● **INPUT DATA**:

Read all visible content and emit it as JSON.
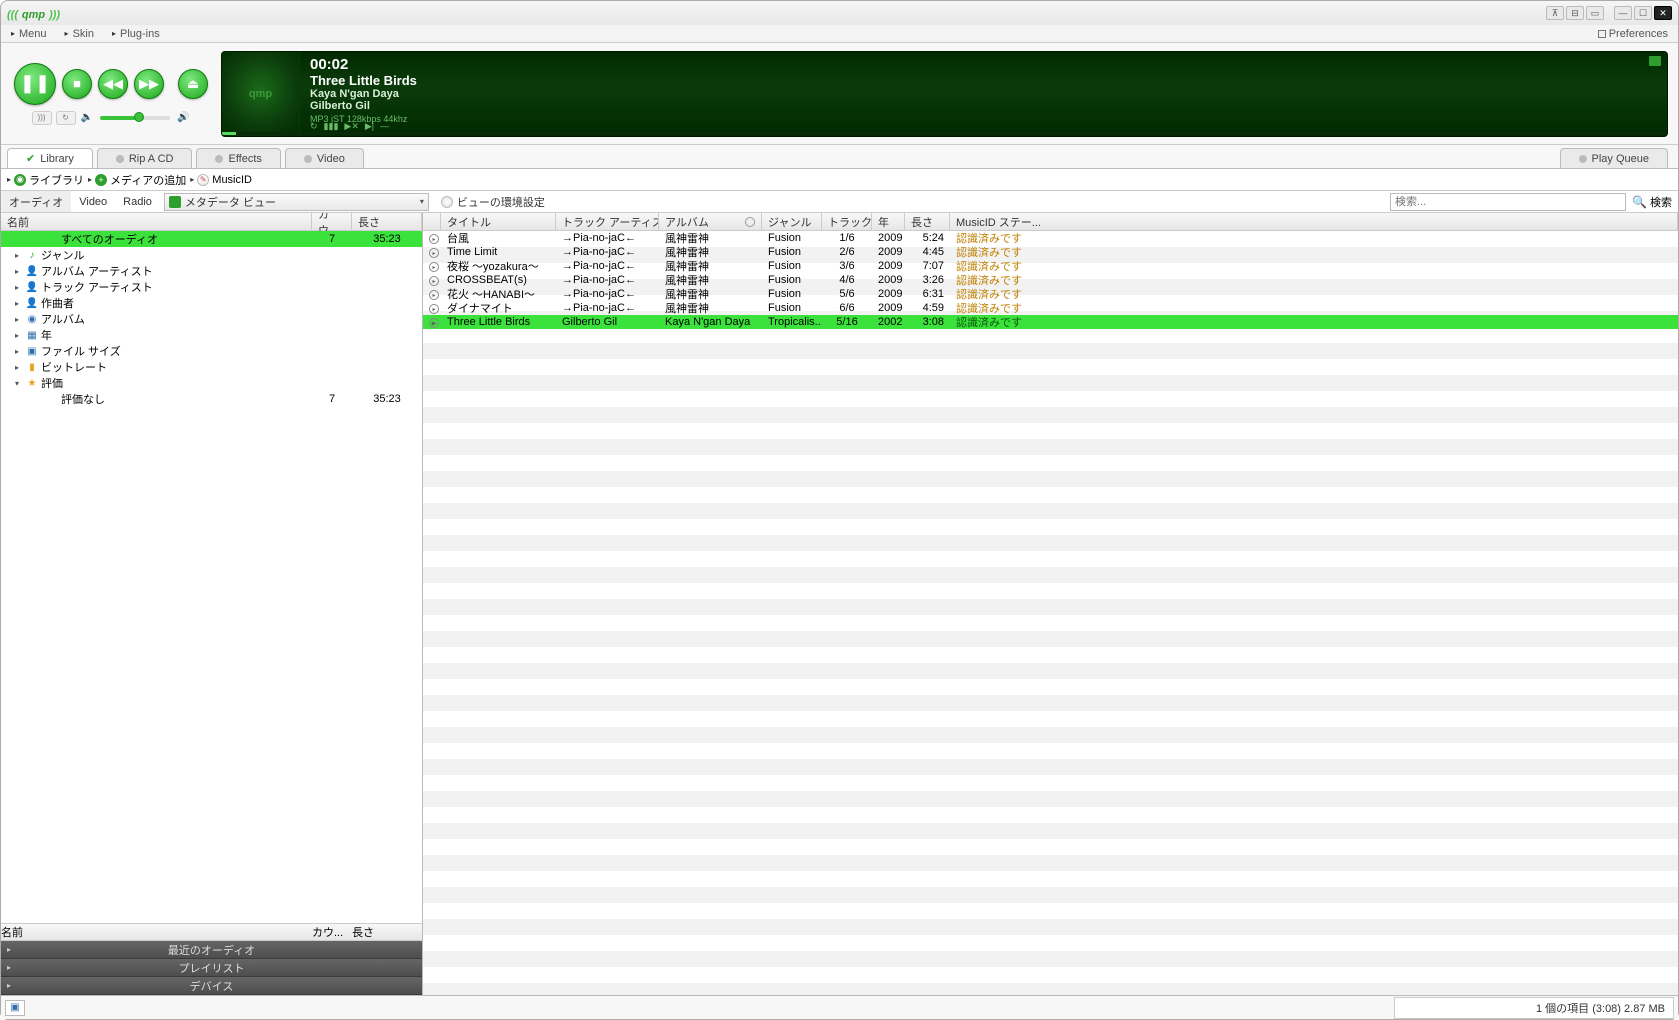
{
  "app": {
    "name": "qmp"
  },
  "menubar": {
    "menu": "Menu",
    "skin": "Skin",
    "plugins": "Plug-ins",
    "preferences": "Preferences"
  },
  "player": {
    "time": "00:02",
    "title": "Three Little Birds",
    "album": "Kaya N'gan Daya",
    "artist": "Gilberto Gil",
    "codec": "MP3 jST 128kbps 44khz",
    "art_label": "qmp"
  },
  "tabs": {
    "library": "Library",
    "rip": "Rip A CD",
    "effects": "Effects",
    "video": "Video",
    "playqueue": "Play Queue"
  },
  "breadcrumb": {
    "library": "ライブラリ",
    "add_media": "メディアの追加",
    "musicid": "MusicID"
  },
  "filters": {
    "audio": "オーディオ",
    "video": "Video",
    "radio": "Radio",
    "view": "メタデータ ビュー",
    "view_prefs": "ビューの環境設定",
    "search_placeholder": "検索...",
    "search_btn": "検索"
  },
  "tree": {
    "headers": {
      "name": "名前",
      "count": "カウ...",
      "length": "長さ"
    },
    "rows": [
      {
        "exp": "",
        "ico": "",
        "label": "すべてのオーディオ",
        "count": "7",
        "length": "35:23",
        "indent": 3,
        "selected": true
      },
      {
        "exp": "▸",
        "ico": "♪",
        "cls": "note",
        "label": "ジャンル",
        "indent": 1
      },
      {
        "exp": "▸",
        "ico": "👤",
        "cls": "person",
        "label": "アルバム アーティスト",
        "indent": 1
      },
      {
        "exp": "▸",
        "ico": "👤",
        "cls": "person",
        "label": "トラック アーティスト",
        "indent": 1
      },
      {
        "exp": "▸",
        "ico": "👤",
        "cls": "person",
        "label": "作曲者",
        "indent": 1
      },
      {
        "exp": "▸",
        "ico": "◉",
        "cls": "album",
        "label": "アルバム",
        "indent": 1
      },
      {
        "exp": "▸",
        "ico": "▦",
        "cls": "cal",
        "label": "年",
        "indent": 1
      },
      {
        "exp": "▸",
        "ico": "▣",
        "cls": "file",
        "label": "ファイル サイズ",
        "indent": 1
      },
      {
        "exp": "▸",
        "ico": "▮",
        "cls": "bars",
        "label": "ビットレート",
        "indent": 1
      },
      {
        "exp": "▾",
        "ico": "★",
        "cls": "star",
        "label": "評価",
        "indent": 1
      },
      {
        "exp": "",
        "ico": "",
        "label": "評価なし",
        "count": "7",
        "length": "35:23",
        "indent": 3
      }
    ],
    "bottom_hdr": {
      "name": "名前",
      "count": "カウ...",
      "length": "長さ"
    },
    "bottom_rows": [
      "最近のオーディオ",
      "プレイリスト",
      "デバイス"
    ]
  },
  "tracks": {
    "headers": {
      "title": "タイトル",
      "artist": "トラック アーティスト",
      "album": "アルバム",
      "genre": "ジャンル",
      "trackno": "トラック #",
      "year": "年",
      "length": "長さ",
      "musicid": "MusicID ステー..."
    },
    "rows": [
      {
        "title": "台風",
        "artist": "→Pia-no-jaC←",
        "album": "風神雷神",
        "genre": "Fusion",
        "trackno": "1/6",
        "year": "2009",
        "length": "5:24",
        "musicid": "認識済みです"
      },
      {
        "title": "Time Limit",
        "artist": "→Pia-no-jaC←",
        "album": "風神雷神",
        "genre": "Fusion",
        "trackno": "2/6",
        "year": "2009",
        "length": "4:45",
        "musicid": "認識済みです"
      },
      {
        "title": "夜桜 ～yozakura～",
        "artist": "→Pia-no-jaC←",
        "album": "風神雷神",
        "genre": "Fusion",
        "trackno": "3/6",
        "year": "2009",
        "length": "7:07",
        "musicid": "認識済みです"
      },
      {
        "title": "CROSSBEAT(s)",
        "artist": "→Pia-no-jaC←",
        "album": "風神雷神",
        "genre": "Fusion",
        "trackno": "4/6",
        "year": "2009",
        "length": "3:26",
        "musicid": "認識済みです"
      },
      {
        "title": "花火 ～HANABI～",
        "artist": "→Pia-no-jaC←",
        "album": "風神雷神",
        "genre": "Fusion",
        "trackno": "5/6",
        "year": "2009",
        "length": "6:31",
        "musicid": "認識済みです"
      },
      {
        "title": "ダイナマイト",
        "artist": "→Pia-no-jaC←",
        "album": "風神雷神",
        "genre": "Fusion",
        "trackno": "6/6",
        "year": "2009",
        "length": "4:59",
        "musicid": "認識済みです"
      },
      {
        "title": "Three Little Birds",
        "artist": "Gilberto Gil",
        "album": "Kaya N'gan Daya",
        "genre": "Tropicalis...",
        "trackno": "5/16",
        "year": "2002",
        "length": "3:08",
        "musicid": "認識済みです",
        "playing": true
      }
    ]
  },
  "statusbar": {
    "info": "1 個の項目 (3:08) 2.87 MB"
  }
}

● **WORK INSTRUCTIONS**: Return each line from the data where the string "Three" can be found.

● **THE COMPLETED TASK**:
    "title": "Three Little Birds",
        "title": "Three Little Birds",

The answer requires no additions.